- [WHAT THE EXERCISE ASKS]
Your task is to copy each line in the listing that includes the word "gradient".

· · ·

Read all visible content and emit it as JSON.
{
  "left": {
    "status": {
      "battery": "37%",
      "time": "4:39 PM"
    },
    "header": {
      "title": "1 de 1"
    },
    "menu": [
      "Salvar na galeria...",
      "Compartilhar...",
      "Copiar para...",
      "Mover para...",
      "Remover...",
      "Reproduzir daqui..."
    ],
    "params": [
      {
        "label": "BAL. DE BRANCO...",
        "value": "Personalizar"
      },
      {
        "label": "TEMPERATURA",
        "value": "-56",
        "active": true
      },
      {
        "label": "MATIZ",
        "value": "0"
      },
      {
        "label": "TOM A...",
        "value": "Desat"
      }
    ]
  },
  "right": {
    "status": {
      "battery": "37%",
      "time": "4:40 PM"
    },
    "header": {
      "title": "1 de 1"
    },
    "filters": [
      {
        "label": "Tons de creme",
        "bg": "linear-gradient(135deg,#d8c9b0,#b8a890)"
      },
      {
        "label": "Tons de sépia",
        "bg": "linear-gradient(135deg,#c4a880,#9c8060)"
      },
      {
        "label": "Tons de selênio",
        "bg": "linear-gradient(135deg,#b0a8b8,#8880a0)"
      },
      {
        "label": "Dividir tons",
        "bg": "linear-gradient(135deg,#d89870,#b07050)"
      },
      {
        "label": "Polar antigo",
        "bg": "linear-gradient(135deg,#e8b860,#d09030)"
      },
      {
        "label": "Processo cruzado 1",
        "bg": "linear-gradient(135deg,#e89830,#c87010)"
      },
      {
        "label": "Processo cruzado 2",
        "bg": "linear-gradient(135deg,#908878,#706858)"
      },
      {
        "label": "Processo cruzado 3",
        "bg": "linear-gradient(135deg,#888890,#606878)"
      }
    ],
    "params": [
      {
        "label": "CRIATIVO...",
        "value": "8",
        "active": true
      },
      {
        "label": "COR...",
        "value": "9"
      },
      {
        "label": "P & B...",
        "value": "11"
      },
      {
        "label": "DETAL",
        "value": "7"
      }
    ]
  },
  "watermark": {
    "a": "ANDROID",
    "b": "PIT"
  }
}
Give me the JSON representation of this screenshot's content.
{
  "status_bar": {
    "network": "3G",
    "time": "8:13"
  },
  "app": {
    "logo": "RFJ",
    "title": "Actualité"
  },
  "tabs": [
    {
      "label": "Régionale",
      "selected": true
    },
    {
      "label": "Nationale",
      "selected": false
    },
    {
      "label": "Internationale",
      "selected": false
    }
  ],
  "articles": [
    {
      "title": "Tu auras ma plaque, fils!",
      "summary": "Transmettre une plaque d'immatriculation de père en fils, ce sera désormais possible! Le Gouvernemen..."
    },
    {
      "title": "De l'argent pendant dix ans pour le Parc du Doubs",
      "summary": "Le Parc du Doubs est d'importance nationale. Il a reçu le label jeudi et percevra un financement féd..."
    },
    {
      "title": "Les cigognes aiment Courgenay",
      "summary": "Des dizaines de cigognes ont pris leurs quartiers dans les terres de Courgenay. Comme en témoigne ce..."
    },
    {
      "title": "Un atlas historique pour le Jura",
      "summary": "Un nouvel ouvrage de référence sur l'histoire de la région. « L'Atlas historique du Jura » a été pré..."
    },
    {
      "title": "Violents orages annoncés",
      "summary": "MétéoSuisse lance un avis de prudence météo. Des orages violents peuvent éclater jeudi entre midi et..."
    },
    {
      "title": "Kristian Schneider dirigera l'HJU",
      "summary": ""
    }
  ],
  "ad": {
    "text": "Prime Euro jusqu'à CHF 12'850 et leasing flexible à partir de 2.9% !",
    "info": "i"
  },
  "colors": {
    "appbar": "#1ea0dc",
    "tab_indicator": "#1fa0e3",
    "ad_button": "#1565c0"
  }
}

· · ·

- [TASK OUTPUT]
        "bg": "linear-gradient(135deg,#d8c9b0,#b8a890)"
        "bg": "linear-gradient(135deg,#c4a880,#9c8060)"
        "bg": "linear-gradient(135deg,#b0a8b8,#8880a0)"
        "bg": "linear-gradient(135deg,#d89870,#b07050)"
        "bg": "linear-gradient(135deg,#e8b860,#d09030)"
        "bg": "linear-gradient(135deg,#e89830,#c87010)"
        "bg": "linear-gradient(135deg,#908878,#706858)"
        "bg": "linear-gradient(135deg,#888890,#606878)"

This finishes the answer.